Sustainable Forest Management Impact Program on Dryland Sustainable Landscapes

Achieving land degradation neutrality: integrating data for a holistic assessment to achieve better planning and decision-making


Achieving Land Degradation Neutrality (LDN) at landscape level is possible, but also very challenging, especially with scarce or non-existing data for making well-informed decisions. 

To tackle this, the Drylands Sustainable Landscapes Impact Program (DSL-IP), a multi-country endeavor supported by the Global Environment Facility (GEF), has developed its Integrated Landscape Assessment Methodology (ILAM), aimed to strengthening the LDN process through ensuring data from multiple sources and levels is seamlessly integrated to generate meaningful and evidence-based information.

Household-level socio-economic data can shine light on the many issues faced by land users that are directly related to land degradation. Loss of productivity, land management options, access to information, and many other parameters are key to identifying the threats, bottlenecks and barriers leading to land degradation at farm level. 

DSL-IP countries in Southern Africa, through the implementation of ILAM, will apply a customized version of the household survey using the Self-evaluation and Holistic Assessment of climate Resilience for farmers and Pastoralists (SHARP+) to capture detailed information on land user’s resilience and relationship with natural resources. Tailored to the specific socio-environmental context of the country, this version includes a thorough assessment of potential barriers and incentives for effective project implementation, employing insights from behavior change science. 
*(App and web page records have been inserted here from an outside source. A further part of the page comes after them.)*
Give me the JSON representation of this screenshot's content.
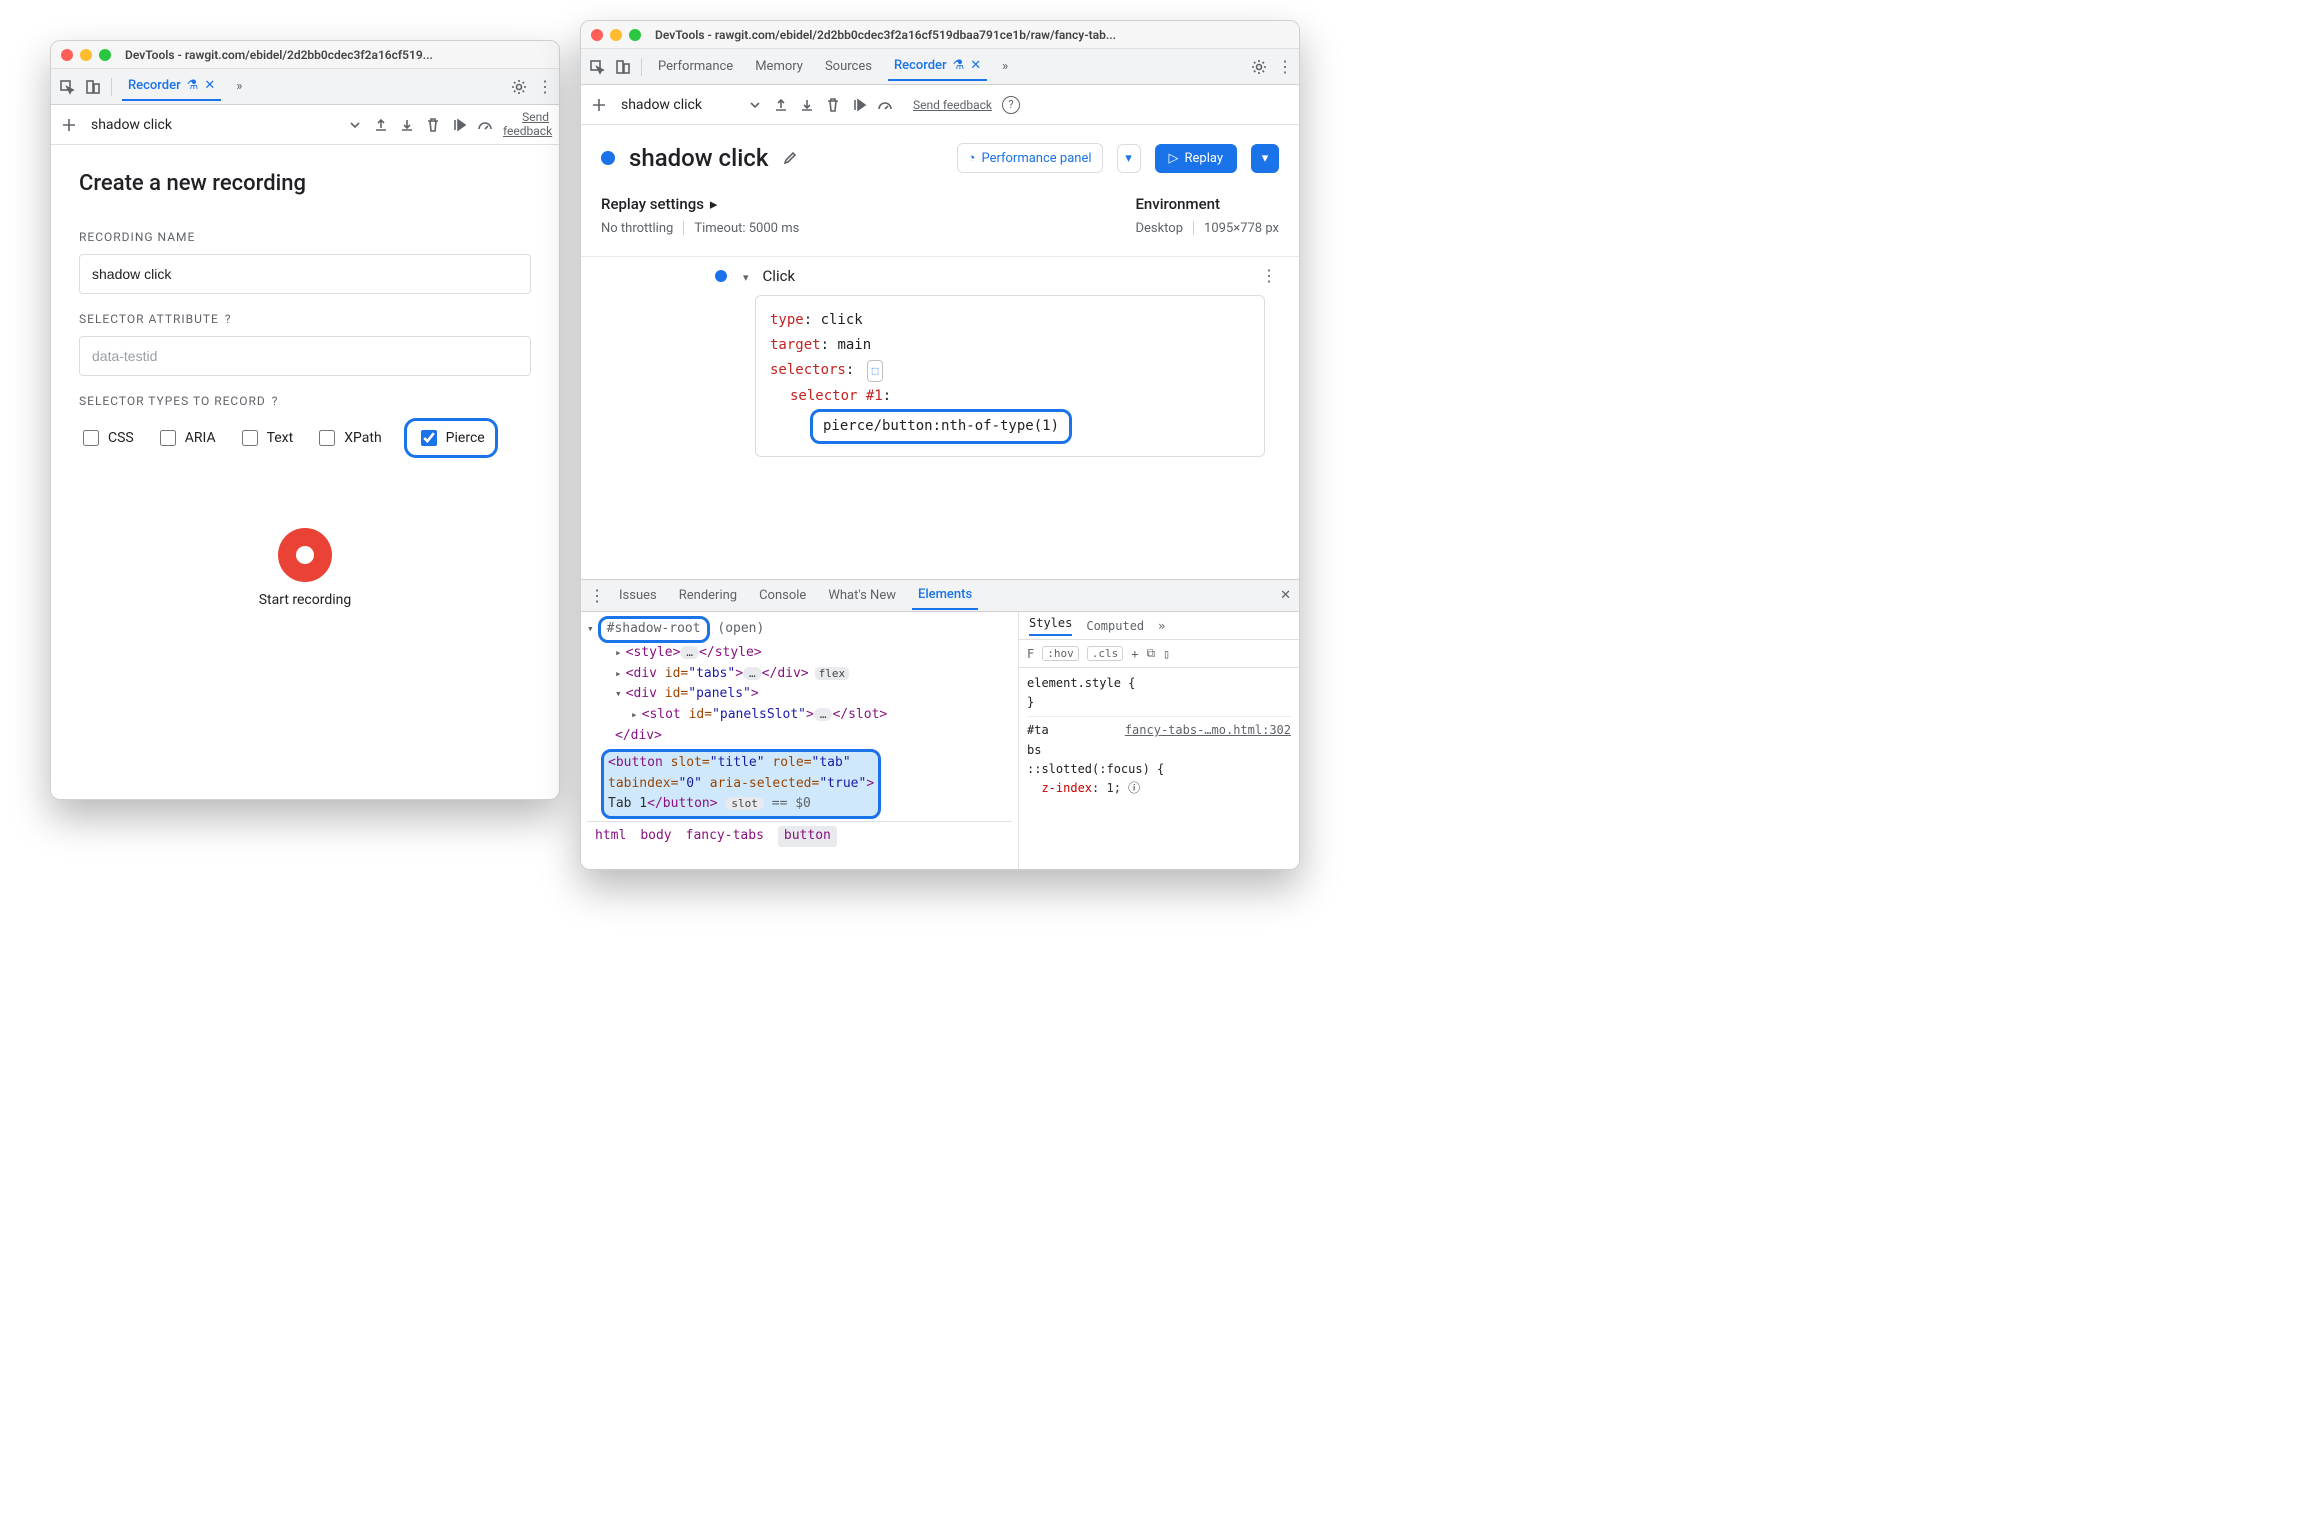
{
  "window_left": {
    "title": "DevTools - rawgit.com/ebidel/2d2bb0cdec3f2a16cf519...",
    "tab": "Recorder",
    "toolbar": {
      "recording_name": "shadow click",
      "send_feedback": "Send feedback"
    },
    "form": {
      "heading": "Create a new recording",
      "label_name": "RECORDING NAME",
      "name_value": "shadow click",
      "label_selector_attr": "SELECTOR ATTRIBUTE",
      "selector_attr_placeholder": "data-testid",
      "label_selector_types": "SELECTOR TYPES TO RECORD",
      "types": {
        "css": "CSS",
        "aria": "ARIA",
        "text": "Text",
        "xpath": "XPath",
        "pierce": "Pierce"
      },
      "start_label": "Start recording"
    }
  },
  "window_right": {
    "title": "DevTools - rawgit.com/ebidel/2d2bb0cdec3f2a16cf519dbaa791ce1b/raw/fancy-tab...",
    "tabs": {
      "perf": "Performance",
      "mem": "Memory",
      "src": "Sources",
      "rec": "Recorder"
    },
    "toolbar": {
      "recording_name": "shadow click",
      "send_feedback": "Send feedback"
    },
    "header": {
      "title": "shadow click",
      "perf_button": "Performance panel",
      "replay_button": "Replay"
    },
    "settings": {
      "replay_label": "Replay settings",
      "throttling": "No throttling",
      "timeout": "Timeout: 5000 ms",
      "env_label": "Environment",
      "device": "Desktop",
      "viewport": "1095×778 px"
    },
    "step": {
      "name": "Click",
      "type_k": "type",
      "type_v": "click",
      "target_k": "target",
      "target_v": "main",
      "selectors_k": "selectors",
      "sel_index": "selector #1",
      "sel_value": "pierce/button:nth-of-type(1)"
    },
    "drawer": {
      "tabs": {
        "issues": "Issues",
        "rendering": "Rendering",
        "console": "Console",
        "whatsnew": "What's New",
        "elements": "Elements"
      },
      "dom": {
        "shadow_root": "#shadow-root",
        "shadow_mode": "(open)",
        "style_tag": "<style>",
        "style_close": "</style>",
        "tabs_div": "<div id=\"tabs\">",
        "div_close": "</div>",
        "flex": "flex",
        "panels_div": "<div id=\"panels\">",
        "slot": "<slot id=\"panelsSlot\">",
        "slot_close": "</slot>",
        "button_line1": "<button slot=\"title\" role=\"tab\"",
        "button_line2": "tabindex=\"0\" aria-selected=\"true\">",
        "button_text": "Tab 1",
        "button_close": "</button>",
        "slot_chip": "slot",
        "eqvar": "== $0"
      },
      "crumbs": {
        "html": "html",
        "body": "body",
        "fancy": "fancy-tabs",
        "button": "button"
      },
      "styles": {
        "tab_styles": "Styles",
        "tab_computed": "Computed",
        "filter": "F",
        "hov": ":hov",
        "cls": ".cls",
        "rule1": "element.style {",
        "rule1_close": "}",
        "rule2_sel": "#ta\nbs",
        "rule2_src": "fancy-tabs-…mo.html:302",
        "rule3_sel": "::slotted(:focus) {",
        "rule3_prop": "z-index",
        "rule3_val": "1;"
      }
    }
  }
}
By pinpointing these barriers, the impact program aims to pave the way to more targeted and context-specific interventions. This ensures that strategies align with the needs on the ground, fostering relevance and sustainability beyond the project's duration. The household survey, as part of ILAM, becomes a powerful tool, not only for capturing detailed information on resilience levels and the existing farming systems, but also for shaping impactful and enduring interventions in the target areas. 

Zooming in on Malawi
In Malawi, the DSL-IP aims to improve livelihoods and economic diversification of rural communities in two productive landscapes of the Upper Shire River Basin of Southern Malawi by promoting best land management practices and green value chains for key agriculture and woodland commodities.  
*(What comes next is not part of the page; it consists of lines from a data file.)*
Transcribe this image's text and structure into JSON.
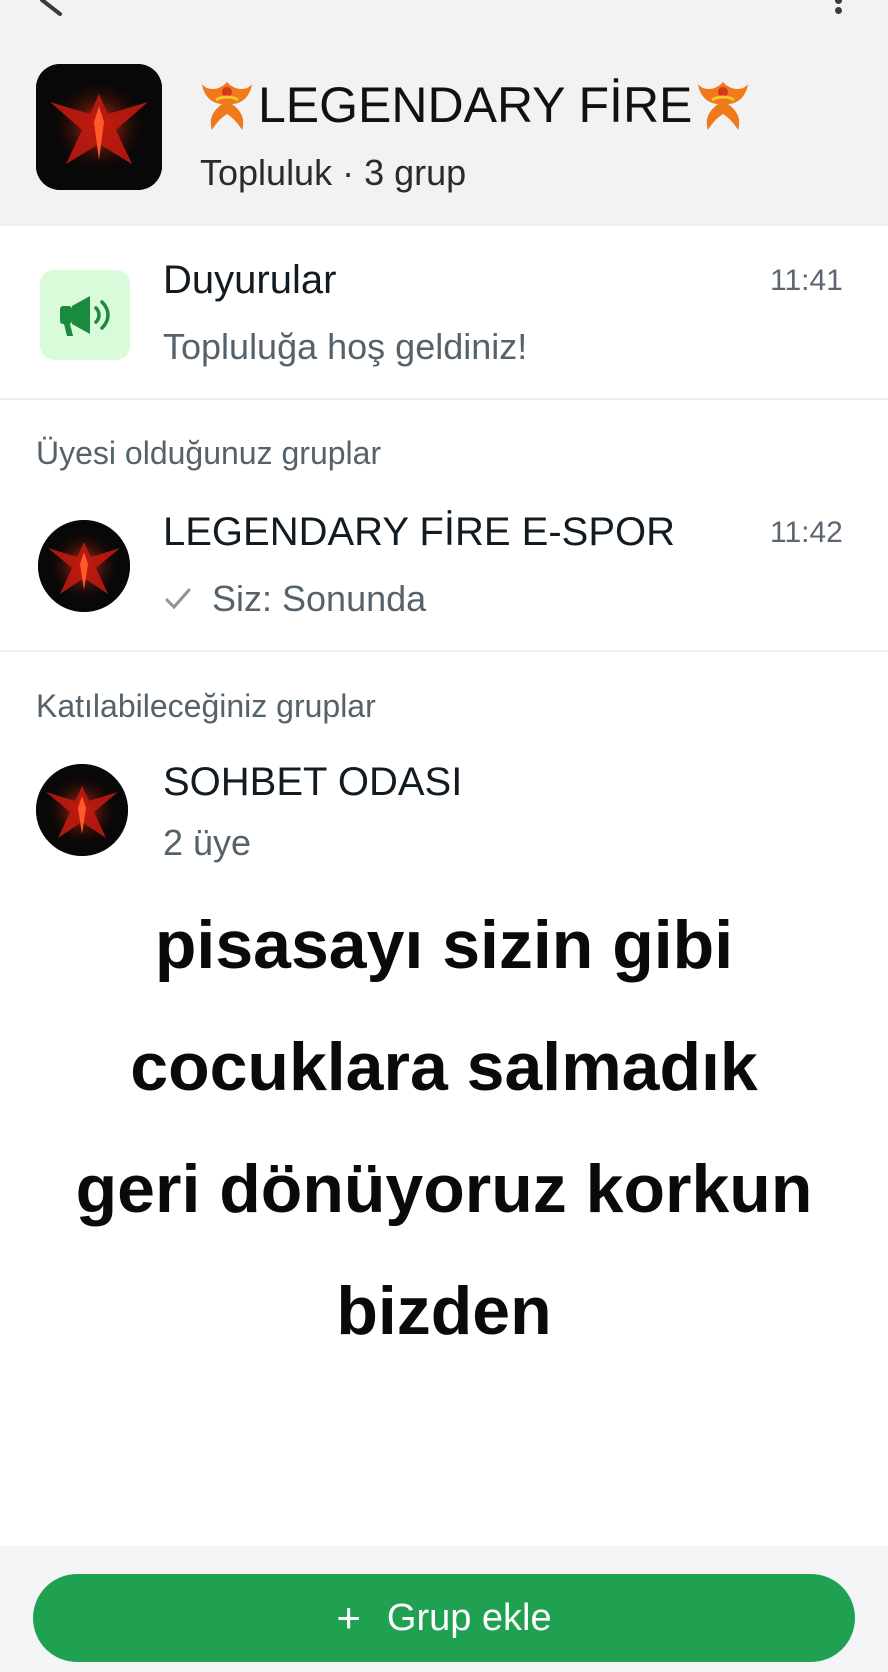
{
  "community": {
    "name": "LEGENDARY FİRE",
    "subtitle": "Topluluk · 3 grup"
  },
  "announcements": {
    "title": "Duyurular",
    "message": "Topluluğa hoş geldiniz!",
    "time": "11:41"
  },
  "member_groups": {
    "label": "Üyesi olduğunuz gruplar",
    "items": [
      {
        "name": "LEGENDARY FİRE E-SPOR",
        "last_message": "Siz: Sonunda",
        "time": "11:42"
      }
    ]
  },
  "joinable_groups": {
    "label": "Katılabileceğiniz gruplar",
    "items": [
      {
        "name": "SOHBET ODASI",
        "members": "2 üye"
      }
    ]
  },
  "overlay_text": {
    "line1": "pisasayı sizin gibi",
    "line2": "cocuklara salmadık",
    "line3": "geri dönüyoruz korkun",
    "line4": "bizden"
  },
  "add_group_button": {
    "icon": "+",
    "label": "Grup ekle"
  },
  "colors": {
    "accent": "#20a152",
    "announcement_bg": "#d9fbd9"
  }
}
Assessment results for the country showed that Forest and Farm Producer Organization (FFPO) members are affected by different land degradation processes in their land, of which loss of topsoil and gully erosion are the most prominent ones across all six assessed FFPOs. Farmers have furthermore stated being affected by floods. 

It also demonstrated that, although intercropping and pigeon pea cultivation is already widely practiced in the landscape, many farmers expressed a lack of technical know-how on how to effectively harness the benefits of these practices, such as improving soil fertility and increasing yields. This is where the DSL-IP steps in, aiming to foster knowledge and providing technical support to farmers, enabling them to increase soil fertility while enhancing soil health. 
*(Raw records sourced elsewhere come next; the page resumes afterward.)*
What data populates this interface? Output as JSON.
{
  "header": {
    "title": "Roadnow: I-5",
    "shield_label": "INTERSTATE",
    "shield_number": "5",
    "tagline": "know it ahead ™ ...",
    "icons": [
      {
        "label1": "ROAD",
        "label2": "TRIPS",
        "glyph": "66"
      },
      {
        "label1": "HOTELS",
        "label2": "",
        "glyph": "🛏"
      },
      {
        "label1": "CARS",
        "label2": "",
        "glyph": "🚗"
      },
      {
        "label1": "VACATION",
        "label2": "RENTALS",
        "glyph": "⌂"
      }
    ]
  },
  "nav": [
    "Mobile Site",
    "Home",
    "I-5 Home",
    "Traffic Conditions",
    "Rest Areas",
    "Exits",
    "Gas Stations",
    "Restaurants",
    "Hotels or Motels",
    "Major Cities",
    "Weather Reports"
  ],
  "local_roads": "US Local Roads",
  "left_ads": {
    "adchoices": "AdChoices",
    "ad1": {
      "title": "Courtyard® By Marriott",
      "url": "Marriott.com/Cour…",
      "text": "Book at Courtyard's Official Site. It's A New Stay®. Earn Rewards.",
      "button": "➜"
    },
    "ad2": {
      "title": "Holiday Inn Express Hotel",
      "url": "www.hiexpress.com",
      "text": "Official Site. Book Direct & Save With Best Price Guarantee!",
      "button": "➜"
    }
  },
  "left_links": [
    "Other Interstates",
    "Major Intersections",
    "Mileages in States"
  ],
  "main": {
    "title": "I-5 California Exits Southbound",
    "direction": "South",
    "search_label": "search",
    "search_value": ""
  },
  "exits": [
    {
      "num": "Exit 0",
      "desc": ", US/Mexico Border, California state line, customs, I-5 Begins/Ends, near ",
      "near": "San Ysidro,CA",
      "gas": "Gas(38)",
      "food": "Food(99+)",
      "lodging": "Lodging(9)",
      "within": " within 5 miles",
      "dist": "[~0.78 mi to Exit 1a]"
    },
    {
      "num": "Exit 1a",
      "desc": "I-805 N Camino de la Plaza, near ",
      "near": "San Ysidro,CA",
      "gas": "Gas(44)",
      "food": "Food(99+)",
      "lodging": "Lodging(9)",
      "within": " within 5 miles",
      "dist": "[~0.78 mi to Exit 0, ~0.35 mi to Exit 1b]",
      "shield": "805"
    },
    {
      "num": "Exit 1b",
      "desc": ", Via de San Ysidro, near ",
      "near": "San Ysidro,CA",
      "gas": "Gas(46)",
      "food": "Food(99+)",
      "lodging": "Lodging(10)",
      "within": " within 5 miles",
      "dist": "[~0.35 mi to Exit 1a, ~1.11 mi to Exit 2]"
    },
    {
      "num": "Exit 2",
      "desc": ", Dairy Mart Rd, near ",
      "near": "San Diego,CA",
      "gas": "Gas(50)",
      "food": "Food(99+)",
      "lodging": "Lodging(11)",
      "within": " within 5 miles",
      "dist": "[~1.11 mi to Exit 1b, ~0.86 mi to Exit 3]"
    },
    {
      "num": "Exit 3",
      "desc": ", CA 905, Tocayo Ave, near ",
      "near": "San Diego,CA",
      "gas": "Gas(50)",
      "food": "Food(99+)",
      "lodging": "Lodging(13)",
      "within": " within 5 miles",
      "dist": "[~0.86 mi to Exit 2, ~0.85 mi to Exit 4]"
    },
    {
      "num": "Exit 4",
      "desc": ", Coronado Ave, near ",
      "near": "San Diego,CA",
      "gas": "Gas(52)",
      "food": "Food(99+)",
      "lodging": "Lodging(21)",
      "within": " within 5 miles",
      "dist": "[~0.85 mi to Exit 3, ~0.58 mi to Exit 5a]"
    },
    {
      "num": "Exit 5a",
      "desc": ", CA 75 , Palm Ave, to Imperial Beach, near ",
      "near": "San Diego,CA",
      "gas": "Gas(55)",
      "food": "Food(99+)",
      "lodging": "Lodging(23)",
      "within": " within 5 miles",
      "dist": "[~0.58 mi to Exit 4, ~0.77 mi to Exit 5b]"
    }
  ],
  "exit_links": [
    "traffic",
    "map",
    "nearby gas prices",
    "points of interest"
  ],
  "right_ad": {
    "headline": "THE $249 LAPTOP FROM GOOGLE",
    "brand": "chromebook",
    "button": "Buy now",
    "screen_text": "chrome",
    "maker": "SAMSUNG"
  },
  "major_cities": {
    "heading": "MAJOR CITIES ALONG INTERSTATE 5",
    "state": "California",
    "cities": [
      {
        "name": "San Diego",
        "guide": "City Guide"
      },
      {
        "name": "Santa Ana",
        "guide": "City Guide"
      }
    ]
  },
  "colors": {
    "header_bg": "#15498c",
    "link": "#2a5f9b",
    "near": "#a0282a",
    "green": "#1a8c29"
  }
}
Additionally, the survey results showed that farmers were in some cases deterred from using crop residues as fuel material due to the low burning quality, characterized by a high amount of ashes and fast burning. The project could address this concern by exploring solutions such as promoting the use of energy efficient stoves. Generally, farmers showed significant interest in implementing the proposed integrated food and energy system, as it provides additional energy security and contributes to improved yields and income. 

The SHARP+ methodology furthermore revealed that economic aspects of the farming systems under study are compromising the resilience of smallholder farmers. The results indicated a significant reliance on crop production as a source of income, yet this activity is not consistently profitable, partly due to low or fluctuating prices. Additionally, access to financial services appeared to lack institutionalization, as most farmers accessing these services did so through family and friends. Therefore, there is room for improvement in these aspects by organizing farmers more effectively, increasing value along the supply chain, enhancing profitability in crop production, stabilizing prices, and institutionalizing access to financial services for smallholder farmers.

The DSL-IP household survey in Malawi offers crucial insights into the existing farming practices and challenges faced by farmers in the landscape. By addressing these key findings, the project not only contributes to LDN but also ensures that interventions are tailored to the specific needs of the local communities. As the project progresses, these insights will continue to inform targeted interventions, fostering resilience and sustainability in the region beyond the project’s lifespan. 

Currently, the assessment is in its final stages for the DSL-IP project in Zimbabwe, with a specific focus on the unique challenges within the project landscape and an exploration of potential barriers and incentives for scaling up neglected and underutilized species as well as non-timber forest products.

Credits / Authors: Annabelle Buhrow, Sirine Johnston, with the support of the DSL-IP Global Coordination Project Management Unit